Our first few hours at Summit Lake were spent exploring property's perimeter; a main reason for the restaurant’s popularity is due to the Tenderfoot Campground, an easy half-mile stroll away. Tenderfoot is operated by the Chugach National Forest and has been completely refurbished for the 2010 camping season, clearly in evidence as we walked in awe among brand new site pads, gravel pathways, and five walk-in sites that come complete with bear-proof lockers. Three day-use sites are along the shoreline in full view of the mountains and lake, perfect for casting a line to catch Dolly Varden or Rainbow Trout from a canoe. That’s my kind of fishing.
We didn’t stay quiet for long, however. The road beckoned and we responded the next morning, heading south to Tern Lake, a much-photographed bird hangout at the junction of Sterling and Seward Highways. Not just a turnout, Tern Lake is also a beautiful spot to picnic, walk the new gravel paths towards Dave's Creek and the lake (where a number of beavers work daily), or amble up Old Sterling Highway where hundreds of autos once accessed nearby Cooper Landing. It’s an interesting spot; birds and moose frequent the area and a walk up the old highway grade offered some insight to transportation many years before RV’s and trucks powered through with nary a glance backward. It’s worth a stop.

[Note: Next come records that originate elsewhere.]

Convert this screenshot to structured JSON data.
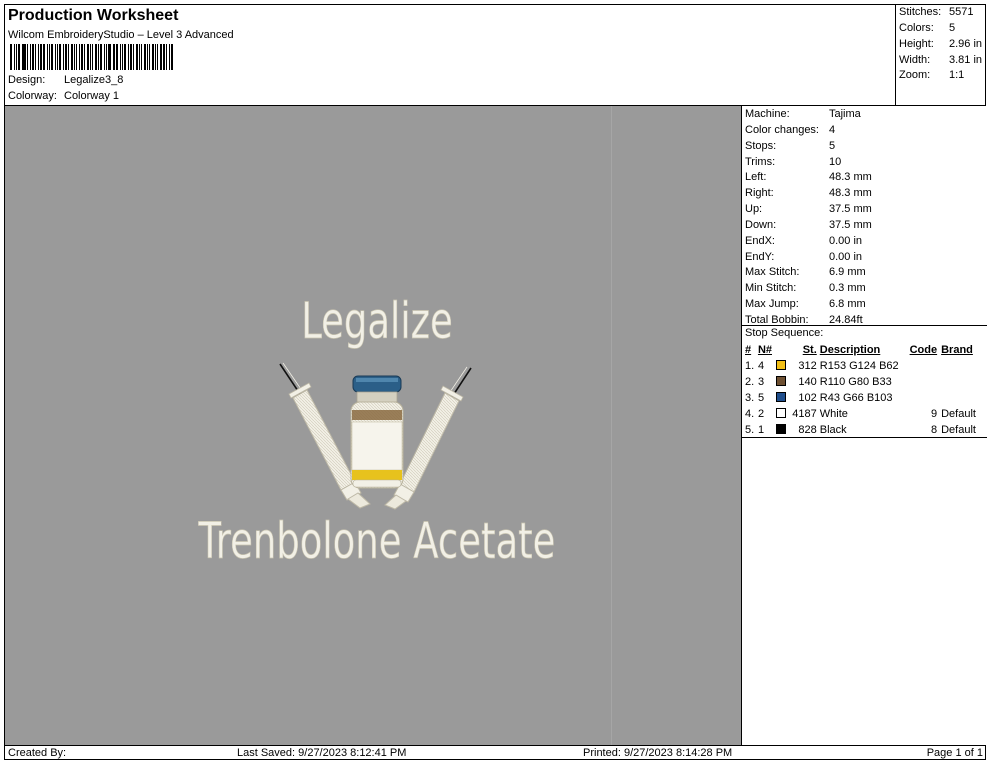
{
  "header": {
    "title": "Production Worksheet",
    "subtitle": "Wilcom EmbroideryStudio – Level 3 Advanced",
    "design_label": "Design:",
    "design_value": "Legalize3_8",
    "colorway_label": "Colorway:",
    "colorway_value": "Colorway 1"
  },
  "stats": {
    "stitches_label": "Stitches:",
    "stitches": "5571",
    "colors_label": "Colors:",
    "colors": "5",
    "height_label": "Height:",
    "height": "2.96 in",
    "width_label": "Width:",
    "width": "3.81 in",
    "zoom_label": "Zoom:",
    "zoom": "1:1"
  },
  "design": {
    "top_text": "Legalize",
    "bottom_text": "Trenbolone Acetate",
    "background_color": "#9a9a9a",
    "thread_white": "#f2f0e6",
    "thread_yellow": "#e7c21d",
    "thread_brown": "#8a6a3f",
    "thread_blue": "#2b5f88",
    "thread_black": "#111111"
  },
  "info": {
    "machine_label": "Machine:",
    "machine": "Tajima",
    "color_changes_label": "Color changes:",
    "color_changes": "4",
    "stops_label": "Stops:",
    "stops": "5",
    "trims_label": "Trims:",
    "trims": "10",
    "left_label": "Left:",
    "left": "48.3 mm",
    "right_label": "Right:",
    "right": "48.3 mm",
    "up_label": "Up:",
    "up": "37.5 mm",
    "down_label": "Down:",
    "down": "37.5 mm",
    "endx_label": "EndX:",
    "endx": "0.00 in",
    "endy_label": "EndY:",
    "endy": "0.00 in",
    "max_stitch_label": "Max Stitch:",
    "max_stitch": "6.9 mm",
    "min_stitch_label": "Min Stitch:",
    "min_stitch": "0.3 mm",
    "max_jump_label": "Max Jump:",
    "max_jump": "6.8 mm",
    "total_bobbin_label": "Total Bobbin:",
    "total_bobbin": "24.84ft"
  },
  "stop_sequence": {
    "title": "Stop Sequence:",
    "headers": {
      "idx": "#",
      "needle": "N#",
      "st": "St.",
      "desc": "Description",
      "code": "Code",
      "brand": "Brand"
    },
    "rows": [
      {
        "idx": "1.",
        "needle": "4",
        "color": "#F2BF16",
        "st": "312",
        "desc": "R153 G124 B62",
        "code": "",
        "brand": ""
      },
      {
        "idx": "2.",
        "needle": "3",
        "color": "#6E5032",
        "st": "140",
        "desc": "R110 G80 B33",
        "code": "",
        "brand": ""
      },
      {
        "idx": "3.",
        "needle": "5",
        "color": "#1F4E8C",
        "st": "102",
        "desc": "R43 G66 B103",
        "code": "",
        "brand": ""
      },
      {
        "idx": "4.",
        "needle": "2",
        "color": "#FFFFFF",
        "st": "4187",
        "desc": "White",
        "code": "9",
        "brand": "Default"
      },
      {
        "idx": "5.",
        "needle": "1",
        "color": "#000000",
        "st": "828",
        "desc": "Black",
        "code": "8",
        "brand": "Default"
      }
    ]
  },
  "footer": {
    "created_by": "Created By:",
    "last_saved": "Last Saved: 9/27/2023 8:12:41 PM",
    "printed": "Printed: 9/27/2023 8:14:28 PM",
    "page": "Page 1 of 1"
  }
}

About eight miles west of Tern Lake is the bustling community of Cooper Landing simply teeming with people and fish, and where we combined scenery with action, thanks for Alaska Wildland Adventures. A 30-year veteran of all things outdoor, AWA launches daily rafting trips from its Kenai Riverside Lodge through the picturesque Kenai National Wildlife Refuge. Offering guests the option of a two or five-hour float complete with narration by an experienced guide, our shorter trip down the Kenai was absolutely perfect with eagles, sunshine, and currents swift enough to be exciting but mild enough so my mother-radar wasn't too alarmed. In the span of two hours our guide Rachel provided us with a snapshot of the river and its wildlife (human or otherwise), something most folks miss while restricting themselves to cruising the roadways. Meandering streams, leaping salmon, and the occasional splash of water against our raft elicited a calmness not often found during the frenzy of fishing season.

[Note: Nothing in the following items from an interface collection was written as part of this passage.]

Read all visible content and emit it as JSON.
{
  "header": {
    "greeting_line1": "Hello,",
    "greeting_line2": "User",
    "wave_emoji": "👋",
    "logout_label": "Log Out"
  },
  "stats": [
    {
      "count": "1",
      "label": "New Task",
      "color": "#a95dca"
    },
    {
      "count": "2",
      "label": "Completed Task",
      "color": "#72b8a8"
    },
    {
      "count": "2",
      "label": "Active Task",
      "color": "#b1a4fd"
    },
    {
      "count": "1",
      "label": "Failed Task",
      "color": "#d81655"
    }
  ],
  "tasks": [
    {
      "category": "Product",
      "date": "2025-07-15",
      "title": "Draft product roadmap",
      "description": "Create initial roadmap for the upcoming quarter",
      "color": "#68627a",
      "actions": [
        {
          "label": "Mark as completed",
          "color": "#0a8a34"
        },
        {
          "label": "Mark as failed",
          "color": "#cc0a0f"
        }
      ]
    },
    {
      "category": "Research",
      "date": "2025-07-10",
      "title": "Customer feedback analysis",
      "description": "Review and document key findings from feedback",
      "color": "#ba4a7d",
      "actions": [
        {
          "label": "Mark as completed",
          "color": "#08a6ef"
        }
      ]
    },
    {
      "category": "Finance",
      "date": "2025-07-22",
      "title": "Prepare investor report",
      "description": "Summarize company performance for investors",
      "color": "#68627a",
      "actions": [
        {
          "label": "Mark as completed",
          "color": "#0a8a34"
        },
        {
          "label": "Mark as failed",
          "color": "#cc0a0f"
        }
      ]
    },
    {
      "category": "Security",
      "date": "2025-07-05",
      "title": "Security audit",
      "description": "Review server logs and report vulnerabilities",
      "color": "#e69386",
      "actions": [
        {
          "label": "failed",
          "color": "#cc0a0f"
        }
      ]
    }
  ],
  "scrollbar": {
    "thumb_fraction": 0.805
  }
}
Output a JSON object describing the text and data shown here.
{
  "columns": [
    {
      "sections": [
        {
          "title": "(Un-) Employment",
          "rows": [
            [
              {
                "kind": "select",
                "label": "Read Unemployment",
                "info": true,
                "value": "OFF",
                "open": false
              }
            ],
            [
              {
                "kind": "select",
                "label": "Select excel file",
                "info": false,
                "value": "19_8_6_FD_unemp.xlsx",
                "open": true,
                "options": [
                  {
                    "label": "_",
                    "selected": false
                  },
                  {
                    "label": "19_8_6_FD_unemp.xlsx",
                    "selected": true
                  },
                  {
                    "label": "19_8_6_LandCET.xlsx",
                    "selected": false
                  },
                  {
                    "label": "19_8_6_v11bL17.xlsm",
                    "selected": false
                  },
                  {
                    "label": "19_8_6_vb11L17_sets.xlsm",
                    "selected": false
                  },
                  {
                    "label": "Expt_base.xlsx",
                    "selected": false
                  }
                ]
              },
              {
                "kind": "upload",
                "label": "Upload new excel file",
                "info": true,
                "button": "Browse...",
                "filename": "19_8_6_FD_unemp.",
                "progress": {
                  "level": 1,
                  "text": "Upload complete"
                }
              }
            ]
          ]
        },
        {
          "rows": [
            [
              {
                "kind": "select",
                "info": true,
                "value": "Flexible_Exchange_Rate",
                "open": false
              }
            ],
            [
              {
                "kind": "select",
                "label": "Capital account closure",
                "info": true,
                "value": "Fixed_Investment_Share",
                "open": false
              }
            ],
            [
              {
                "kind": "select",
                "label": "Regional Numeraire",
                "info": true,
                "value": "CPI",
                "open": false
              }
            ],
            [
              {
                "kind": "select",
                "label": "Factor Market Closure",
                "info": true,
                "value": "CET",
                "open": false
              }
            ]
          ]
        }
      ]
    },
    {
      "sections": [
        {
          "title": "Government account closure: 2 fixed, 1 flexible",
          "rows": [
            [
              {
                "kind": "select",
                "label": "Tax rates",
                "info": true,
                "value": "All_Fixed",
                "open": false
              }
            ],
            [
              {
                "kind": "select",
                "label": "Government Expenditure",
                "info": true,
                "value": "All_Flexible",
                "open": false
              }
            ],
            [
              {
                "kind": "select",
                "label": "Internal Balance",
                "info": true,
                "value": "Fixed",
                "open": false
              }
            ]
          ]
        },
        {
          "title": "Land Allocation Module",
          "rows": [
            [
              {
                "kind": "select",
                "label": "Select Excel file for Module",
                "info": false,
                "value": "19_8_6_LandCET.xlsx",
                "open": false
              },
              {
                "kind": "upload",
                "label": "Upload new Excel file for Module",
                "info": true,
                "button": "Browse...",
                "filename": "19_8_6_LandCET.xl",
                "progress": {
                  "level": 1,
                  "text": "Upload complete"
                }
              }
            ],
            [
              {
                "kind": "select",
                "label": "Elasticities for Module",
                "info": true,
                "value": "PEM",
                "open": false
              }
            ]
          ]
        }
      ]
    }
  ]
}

To round out our Cooper Landing visit, we stopped by the quaint Cooper Landing Museum, home to a wonderful display of the area's rich history and (AK Kid wanted me to be sure and mention this) the complete skeleton of a brown bear reconstructed by local school children. An adjacent building, once the community store, houses artifacts from homesteaders and held our attention for some time. The day came to a close at the Quartz Creek boat launch and day-use area, where AK Dad and I plunked down our camp chairs on a pebbly shore in a mountain paradise, leaving AK Kid to amuse himself by skipping flat rocks into the brilliant blue water of Kenai Lake. A final overnight at Summit Lake Lodge and we were home the next day by lunchtime, refreshed from our clandestine getaway.

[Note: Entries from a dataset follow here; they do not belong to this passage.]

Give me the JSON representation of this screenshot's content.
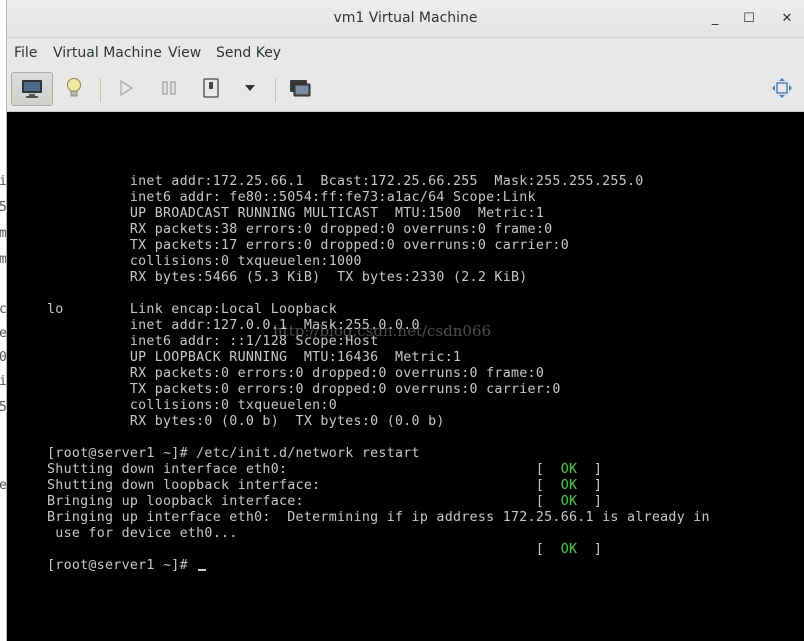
{
  "window": {
    "title": "vm1 Virtual Machine",
    "minimize_label": "_",
    "maximize_label": "☐",
    "close_label": "✕"
  },
  "menu": [
    "File",
    "Virtual Machine",
    "View",
    "Send Key"
  ],
  "toolbar": {
    "buttons": [
      "console-icon",
      "details-bulb-icon",
      "run-icon",
      "pause-icon",
      "shutdown-icon",
      "shutdown-menu-icon",
      "snapshots-icon",
      "fullscreen-icon"
    ]
  },
  "background_fragments": [
    "i",
    "5",
    "m",
    "m",
    "c",
    "e",
    "0",
    "i",
    "5",
    "e"
  ],
  "console": {
    "lines": [
      "          inet addr:172.25.66.1  Bcast:172.25.66.255  Mask:255.255.255.0",
      "          inet6 addr: fe80::5054:ff:fe73:a1ac/64 Scope:Link",
      "          UP BROADCAST RUNNING MULTICAST  MTU:1500  Metric:1",
      "          RX packets:38 errors:0 dropped:0 overruns:0 frame:0",
      "          TX packets:17 errors:0 dropped:0 overruns:0 carrier:0",
      "          collisions:0 txqueuelen:1000",
      "          RX bytes:5466 (5.3 KiB)  TX bytes:2330 (2.2 KiB)",
      "",
      "lo        Link encap:Local Loopback",
      "          inet addr:127.0.0.1  Mask:255.0.0.0",
      "          inet6 addr: ::1/128 Scope:Host",
      "          UP LOOPBACK RUNNING  MTU:16436  Metric:1",
      "          RX packets:0 errors:0 dropped:0 overruns:0 frame:0",
      "          TX packets:0 errors:0 dropped:0 overruns:0 carrier:0",
      "          collisions:0 txqueuelen:0",
      "          RX bytes:0 (0.0 b)  TX bytes:0 (0.0 b)",
      "",
      "[root@server1 ~]# /etc/init.d/network restart",
      "Shutting down interface eth0:                              [  ",
      "Shutting down loopback interface:                          [  ",
      "Bringing up loopback interface:                            [  ",
      "Bringing up interface eth0:  Determining if ip address 172.25.66.1 is already in",
      " use for device eth0...",
      "                                                           [  "
    ],
    "ok_label": "OK",
    "ok_suffix": "  ]",
    "prompt": "[root@server1 ~]# ",
    "watermark": "http://blog.csdn.net/csdn066"
  }
}
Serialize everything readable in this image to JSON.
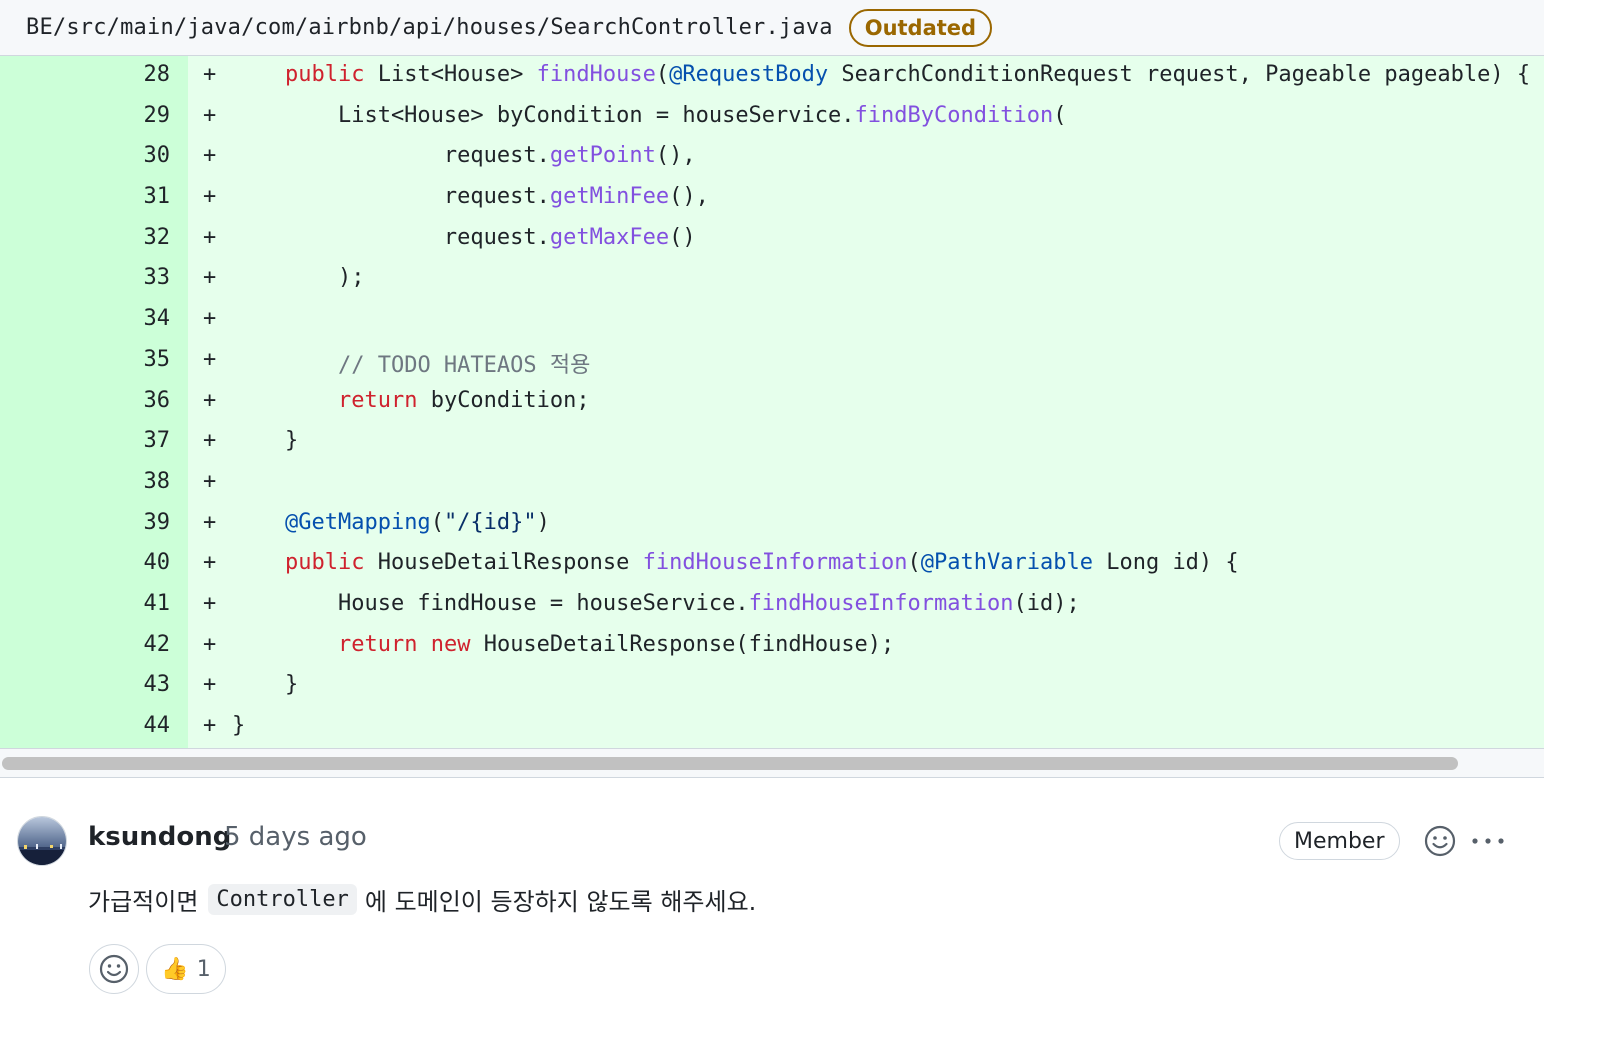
{
  "file_header": {
    "path": "BE/src/main/java/com/airbnb/api/houses/SearchController.java",
    "status_badge": "Outdated"
  },
  "diff": {
    "marker": "+",
    "lines": [
      {
        "num": "28",
        "tokens": [
          {
            "t": "    "
          },
          {
            "t": "public",
            "c": "kw"
          },
          {
            "t": " List<House> "
          },
          {
            "t": "findHouse",
            "c": "fn"
          },
          {
            "t": "("
          },
          {
            "t": "@RequestBody",
            "c": "an"
          },
          {
            "t": " SearchConditionRequest request, Pageable pageable) {"
          }
        ]
      },
      {
        "num": "29",
        "tokens": [
          {
            "t": "        List<House> byCondition = houseService."
          },
          {
            "t": "findByCondition",
            "c": "fn"
          },
          {
            "t": "("
          }
        ]
      },
      {
        "num": "30",
        "tokens": [
          {
            "t": "                request."
          },
          {
            "t": "getPoint",
            "c": "fn"
          },
          {
            "t": "(),"
          }
        ]
      },
      {
        "num": "31",
        "tokens": [
          {
            "t": "                request."
          },
          {
            "t": "getMinFee",
            "c": "fn"
          },
          {
            "t": "(),"
          }
        ]
      },
      {
        "num": "32",
        "tokens": [
          {
            "t": "                request."
          },
          {
            "t": "getMaxFee",
            "c": "fn"
          },
          {
            "t": "()"
          }
        ]
      },
      {
        "num": "33",
        "tokens": [
          {
            "t": "        );"
          }
        ]
      },
      {
        "num": "34",
        "tokens": [
          {
            "t": ""
          }
        ]
      },
      {
        "num": "35",
        "tokens": [
          {
            "t": "        "
          },
          {
            "t": "// TODO HATEAOS 적용",
            "c": "cm"
          }
        ]
      },
      {
        "num": "36",
        "tokens": [
          {
            "t": "        "
          },
          {
            "t": "return",
            "c": "kw"
          },
          {
            "t": " byCondition;"
          }
        ]
      },
      {
        "num": "37",
        "tokens": [
          {
            "t": "    }"
          }
        ]
      },
      {
        "num": "38",
        "tokens": [
          {
            "t": ""
          }
        ]
      },
      {
        "num": "39",
        "tokens": [
          {
            "t": "    "
          },
          {
            "t": "@GetMapping",
            "c": "an"
          },
          {
            "t": "("
          },
          {
            "t": "\"/{id}\"",
            "c": "str"
          },
          {
            "t": ")"
          }
        ]
      },
      {
        "num": "40",
        "tokens": [
          {
            "t": "    "
          },
          {
            "t": "public",
            "c": "kw"
          },
          {
            "t": " HouseDetailResponse "
          },
          {
            "t": "findHouseInformation",
            "c": "fn"
          },
          {
            "t": "("
          },
          {
            "t": "@PathVariable",
            "c": "an"
          },
          {
            "t": " Long id) {"
          }
        ]
      },
      {
        "num": "41",
        "tokens": [
          {
            "t": "        House findHouse = houseService."
          },
          {
            "t": "findHouseInformation",
            "c": "fn"
          },
          {
            "t": "(id);"
          }
        ]
      },
      {
        "num": "42",
        "tokens": [
          {
            "t": "        "
          },
          {
            "t": "return",
            "c": "kw"
          },
          {
            "t": " "
          },
          {
            "t": "new",
            "c": "kw"
          },
          {
            "t": " HouseDetailResponse(findHouse);"
          }
        ]
      },
      {
        "num": "43",
        "tokens": [
          {
            "t": "    }"
          }
        ]
      },
      {
        "num": "44",
        "tokens": [
          {
            "t": "}"
          }
        ]
      }
    ]
  },
  "comment": {
    "author": "ksundong",
    "time": "5 days ago",
    "role_badge": "Member",
    "body_before": "가급적이면",
    "body_code": "Controller",
    "body_after": "에 도메인이 등장하지 않도록 해주세요.",
    "reactions": [
      {
        "icon": "thumbs-up-icon",
        "emoji": "👍",
        "count": "1"
      }
    ]
  },
  "colors": {
    "added_gutter": "#ccffd8",
    "added_line": "#e6ffec",
    "keyword": "#cf222e",
    "function": "#8250df",
    "annotation": "#0550ae",
    "string": "#0a3069",
    "comment": "#6e7781",
    "outdated": "#9a6700"
  }
}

It wasn't the trip we had expected, but in the best way possible. Real, simple, Alaska.